§ The task
The entire set of lines below should be copied exactly.

§ Given data
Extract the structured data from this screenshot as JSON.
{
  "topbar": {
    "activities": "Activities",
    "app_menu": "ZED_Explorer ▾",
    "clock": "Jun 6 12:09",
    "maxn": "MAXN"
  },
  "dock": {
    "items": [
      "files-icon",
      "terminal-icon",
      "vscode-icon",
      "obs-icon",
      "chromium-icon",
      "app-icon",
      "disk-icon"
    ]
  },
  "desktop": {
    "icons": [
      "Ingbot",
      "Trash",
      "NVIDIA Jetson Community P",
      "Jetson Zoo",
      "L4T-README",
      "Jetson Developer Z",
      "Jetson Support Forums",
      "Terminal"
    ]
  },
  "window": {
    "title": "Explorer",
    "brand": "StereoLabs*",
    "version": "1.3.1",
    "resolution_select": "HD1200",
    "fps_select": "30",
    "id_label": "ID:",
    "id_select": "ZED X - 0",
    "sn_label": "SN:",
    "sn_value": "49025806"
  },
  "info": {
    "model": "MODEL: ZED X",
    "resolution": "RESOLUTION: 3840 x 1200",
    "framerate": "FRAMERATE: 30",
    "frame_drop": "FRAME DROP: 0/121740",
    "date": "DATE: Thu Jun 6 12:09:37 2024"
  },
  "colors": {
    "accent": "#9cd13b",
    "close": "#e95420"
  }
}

§ Problem solution
Extract the structured data from this screenshot as JSON.
{
  "topbar": {
    "activities": "Activities",
    "app_menu": "ZED_Explorer ▾",
    "clock": "Jun 6 12:09",
    "maxn": "MAXN"
  },
  "dock": {
    "items": [
      "files-icon",
      "terminal-icon",
      "vscode-icon",
      "obs-icon",
      "chromium-icon",
      "app-icon",
      "disk-icon"
    ]
  },
  "desktop": {
    "icons": [
      "Ingbot",
      "Trash",
      "NVIDIA Jetson Community P",
      "Jetson Zoo",
      "L4T-README",
      "Jetson Developer Z",
      "Jetson Support Forums",
      "Terminal"
    ]
  },
  "window": {
    "title": "Explorer",
    "brand": "StereoLabs*",
    "version": "1.3.1",
    "resolution_select": "HD1200",
    "fps_select": "30",
    "id_label": "ID:",
    "id_select": "ZED X - 0",
    "sn_label": "SN:",
    "sn_value": "49025806"
  },
  "info": {
    "model": "MODEL: ZED X",
    "resolution": "RESOLUTION: 3840 x 1200",
    "framerate": "FRAMERATE: 30",
    "frame_drop": "FRAME DROP: 0/121740",
    "date": "DATE: Thu Jun 6 12:09:37 2024"
  },
  "colors": {
    "accent": "#9cd13b",
    "close": "#e95420"
  }
}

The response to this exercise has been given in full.